Below are the entries; tally the lines holding the string "amount" and give only that figure.

╭──

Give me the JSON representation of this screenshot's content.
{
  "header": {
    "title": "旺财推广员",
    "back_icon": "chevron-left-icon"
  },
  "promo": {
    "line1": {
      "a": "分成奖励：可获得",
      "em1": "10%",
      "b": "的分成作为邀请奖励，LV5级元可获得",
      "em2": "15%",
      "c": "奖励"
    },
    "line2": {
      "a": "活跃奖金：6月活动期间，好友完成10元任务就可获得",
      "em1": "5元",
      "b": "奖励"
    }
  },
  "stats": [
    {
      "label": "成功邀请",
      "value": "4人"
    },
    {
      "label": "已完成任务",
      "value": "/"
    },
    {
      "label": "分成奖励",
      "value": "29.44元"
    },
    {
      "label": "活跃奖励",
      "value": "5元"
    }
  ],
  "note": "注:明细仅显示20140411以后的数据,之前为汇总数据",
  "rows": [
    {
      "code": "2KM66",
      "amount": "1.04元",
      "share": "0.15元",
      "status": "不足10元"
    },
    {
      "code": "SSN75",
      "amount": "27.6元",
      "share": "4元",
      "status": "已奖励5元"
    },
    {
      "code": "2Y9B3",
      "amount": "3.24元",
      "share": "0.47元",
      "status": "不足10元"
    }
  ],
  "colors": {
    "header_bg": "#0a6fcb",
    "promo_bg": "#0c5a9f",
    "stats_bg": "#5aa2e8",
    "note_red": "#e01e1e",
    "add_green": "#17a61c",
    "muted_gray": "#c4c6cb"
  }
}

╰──

**Response**
3